Review of Raspberry Pi 3 and setting up for GPIB/lab use

Intro

On 29 February 2012, world makers and hackers got ARM-based SBC, which is known today as simply Raspberry Pi. Plastic card sized unit become quickly popular due to ease of use, versatility and community support. Raspberry Pi Foundation launched refresh, Model Pi 3 just four years after, 29 February 2016, keeping same footprint and base but with additional power, upgraded CPU and onboard WiFi/BT.

Raspberry Pi 3

Here’s retail package kit appearance:

And comparison to my previous Model Pi 1, which I was using last few years for various tasks around the lab and mostly for interfacing GPIB-instrumentation over linux-gpib.

Top side reveals main processor package, wireless interface antenna near GPIO connector and some other auxilary components. Overall look and layout is very similar on all the Pi’s, so no surprise here.

Upgraded processor Broadcom BCM2837 able to run 64-bit instructions with 1200MHz clock speed, using four ARM Cortex-A53 cores, and combine it’s graphics power from VideoCore IV GPU. Thanks to faster processor, latest Jessie Linux distro is finally useable with graphical interface for stuff like browsing web, checking mail, doing programming work. It’s a big improvement compared to single-core Pi 1, on which I usually don’t even bother installing graphics. New Pi3 is also about 50% faster to previous Pi2, even though both of them have same 1024MB of shared DRAM space available.

Bottom side features DDR3 SDRAM chip, Broadcomm wireless chipset in CSP-package, microSD slot and lot of various passive components, with decoupling capacitors even in tiny 0201 package.

Some closer look shots:

WiFi/BT chipset is handled by single package, Broadcomm BCM43438, with no documentation available. According to some scarce bits of online information this chip capable of providing 2.4GHz 802.11n WiFi connection, Bluetooth Low Energy, and Bluetooth 4.1 Classic radio interfaces.

Well-known 10/100 RJ45 LAN jack is also there, supported by USB 2.0 hub / 10/100 Ethernet controller SMSC LAN9514.

Latest distro at time of writing was full desktop image based on Debian Jessie
Before installing packets and tools, always worth to update system’s package list:

sudo apt-get update
sudo apt-get dist-upgrade

For space saving, you can later clean cache from /var/cache/apt/archives by running cleanup command sudo apt-get clean. Also here’s rare shot and look on main processor BGA footprint on Pi3 PCB:

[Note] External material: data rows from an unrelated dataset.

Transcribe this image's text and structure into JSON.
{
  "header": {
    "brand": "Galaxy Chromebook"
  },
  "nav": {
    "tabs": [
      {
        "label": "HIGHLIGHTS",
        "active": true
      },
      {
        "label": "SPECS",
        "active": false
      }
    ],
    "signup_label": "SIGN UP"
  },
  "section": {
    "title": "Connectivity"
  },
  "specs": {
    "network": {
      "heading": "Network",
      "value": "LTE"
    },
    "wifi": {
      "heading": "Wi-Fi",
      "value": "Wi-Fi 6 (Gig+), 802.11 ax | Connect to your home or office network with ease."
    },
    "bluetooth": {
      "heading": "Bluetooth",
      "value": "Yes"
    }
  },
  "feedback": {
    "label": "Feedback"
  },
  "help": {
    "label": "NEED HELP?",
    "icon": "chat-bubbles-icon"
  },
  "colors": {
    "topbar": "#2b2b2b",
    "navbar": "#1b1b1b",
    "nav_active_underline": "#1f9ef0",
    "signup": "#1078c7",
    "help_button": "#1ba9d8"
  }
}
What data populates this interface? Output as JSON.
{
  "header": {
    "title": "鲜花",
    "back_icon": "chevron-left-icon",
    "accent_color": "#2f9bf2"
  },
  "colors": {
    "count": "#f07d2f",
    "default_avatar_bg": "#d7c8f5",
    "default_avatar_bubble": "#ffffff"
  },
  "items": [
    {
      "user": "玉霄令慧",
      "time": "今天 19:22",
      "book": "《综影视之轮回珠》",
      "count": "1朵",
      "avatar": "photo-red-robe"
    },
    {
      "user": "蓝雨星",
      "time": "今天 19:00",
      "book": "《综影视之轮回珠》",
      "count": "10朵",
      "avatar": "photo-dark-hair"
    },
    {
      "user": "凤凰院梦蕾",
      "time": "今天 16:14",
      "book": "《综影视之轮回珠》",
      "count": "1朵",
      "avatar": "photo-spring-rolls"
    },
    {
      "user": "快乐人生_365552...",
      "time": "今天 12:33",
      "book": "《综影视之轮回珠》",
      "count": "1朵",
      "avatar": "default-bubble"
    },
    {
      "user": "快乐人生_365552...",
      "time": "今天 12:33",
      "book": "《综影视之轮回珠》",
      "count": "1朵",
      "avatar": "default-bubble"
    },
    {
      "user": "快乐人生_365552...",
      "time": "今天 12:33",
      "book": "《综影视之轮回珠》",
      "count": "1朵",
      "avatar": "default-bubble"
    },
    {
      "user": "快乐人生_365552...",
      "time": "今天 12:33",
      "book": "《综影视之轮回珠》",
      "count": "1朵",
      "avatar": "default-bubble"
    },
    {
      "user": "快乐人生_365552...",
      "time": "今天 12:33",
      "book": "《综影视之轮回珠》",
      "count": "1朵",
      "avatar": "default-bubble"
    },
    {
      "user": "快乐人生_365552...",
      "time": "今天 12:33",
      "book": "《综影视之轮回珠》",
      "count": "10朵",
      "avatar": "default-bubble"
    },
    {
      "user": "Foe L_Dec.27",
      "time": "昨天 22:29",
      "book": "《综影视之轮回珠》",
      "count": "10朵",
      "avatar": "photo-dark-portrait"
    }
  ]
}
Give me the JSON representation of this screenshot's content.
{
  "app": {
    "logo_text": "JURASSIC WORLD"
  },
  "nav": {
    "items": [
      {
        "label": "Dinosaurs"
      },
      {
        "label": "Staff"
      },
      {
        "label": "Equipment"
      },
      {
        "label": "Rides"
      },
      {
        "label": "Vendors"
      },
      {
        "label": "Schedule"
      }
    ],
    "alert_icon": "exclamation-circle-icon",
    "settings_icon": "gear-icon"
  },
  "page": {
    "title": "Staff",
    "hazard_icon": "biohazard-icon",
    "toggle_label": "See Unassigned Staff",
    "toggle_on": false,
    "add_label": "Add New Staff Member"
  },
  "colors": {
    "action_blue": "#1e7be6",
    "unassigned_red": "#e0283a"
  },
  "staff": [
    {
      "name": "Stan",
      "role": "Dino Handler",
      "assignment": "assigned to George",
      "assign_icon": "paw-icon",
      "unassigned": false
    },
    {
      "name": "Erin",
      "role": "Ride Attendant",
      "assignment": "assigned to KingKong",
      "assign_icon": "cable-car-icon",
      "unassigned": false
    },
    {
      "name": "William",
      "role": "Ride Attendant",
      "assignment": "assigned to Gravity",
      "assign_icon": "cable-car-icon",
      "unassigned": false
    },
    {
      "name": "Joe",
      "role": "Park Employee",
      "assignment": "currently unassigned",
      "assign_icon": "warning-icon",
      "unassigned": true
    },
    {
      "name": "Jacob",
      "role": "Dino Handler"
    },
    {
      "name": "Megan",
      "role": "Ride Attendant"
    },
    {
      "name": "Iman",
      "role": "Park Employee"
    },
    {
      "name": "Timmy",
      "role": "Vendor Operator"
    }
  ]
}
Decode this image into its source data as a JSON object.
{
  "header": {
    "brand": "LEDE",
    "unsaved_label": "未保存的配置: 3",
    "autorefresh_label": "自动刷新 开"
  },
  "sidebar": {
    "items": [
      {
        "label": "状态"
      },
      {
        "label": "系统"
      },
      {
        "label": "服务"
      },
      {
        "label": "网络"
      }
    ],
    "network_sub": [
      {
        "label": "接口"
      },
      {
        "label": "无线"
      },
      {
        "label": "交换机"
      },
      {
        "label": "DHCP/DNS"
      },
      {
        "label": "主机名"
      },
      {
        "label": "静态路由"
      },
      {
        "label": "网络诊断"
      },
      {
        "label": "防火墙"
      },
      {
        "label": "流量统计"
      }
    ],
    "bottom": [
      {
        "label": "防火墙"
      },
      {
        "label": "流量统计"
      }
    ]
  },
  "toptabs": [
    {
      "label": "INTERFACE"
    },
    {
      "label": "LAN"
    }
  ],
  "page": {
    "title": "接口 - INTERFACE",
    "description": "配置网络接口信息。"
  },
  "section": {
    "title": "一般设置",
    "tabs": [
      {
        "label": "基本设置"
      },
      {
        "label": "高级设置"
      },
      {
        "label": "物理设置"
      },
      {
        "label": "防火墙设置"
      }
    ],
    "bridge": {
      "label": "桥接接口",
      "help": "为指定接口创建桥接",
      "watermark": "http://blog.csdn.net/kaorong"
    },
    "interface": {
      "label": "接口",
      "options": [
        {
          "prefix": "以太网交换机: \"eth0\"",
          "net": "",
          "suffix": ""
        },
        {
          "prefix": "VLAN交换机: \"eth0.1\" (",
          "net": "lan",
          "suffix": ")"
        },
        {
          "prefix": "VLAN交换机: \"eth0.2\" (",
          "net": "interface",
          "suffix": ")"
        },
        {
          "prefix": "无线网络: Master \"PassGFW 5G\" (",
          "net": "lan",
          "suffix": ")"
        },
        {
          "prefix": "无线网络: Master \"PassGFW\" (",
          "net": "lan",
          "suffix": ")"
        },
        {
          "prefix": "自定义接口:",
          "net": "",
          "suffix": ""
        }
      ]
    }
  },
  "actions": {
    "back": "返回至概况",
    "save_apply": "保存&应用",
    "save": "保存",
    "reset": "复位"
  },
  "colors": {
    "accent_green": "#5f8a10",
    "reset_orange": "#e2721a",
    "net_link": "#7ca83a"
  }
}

Processor BGA itself:

Author: Illya Tsemenko
Published: April 10, 2016, 4:15 p.m.
Modified: Dec. 26, 2016, 2:12 a.m.

Comments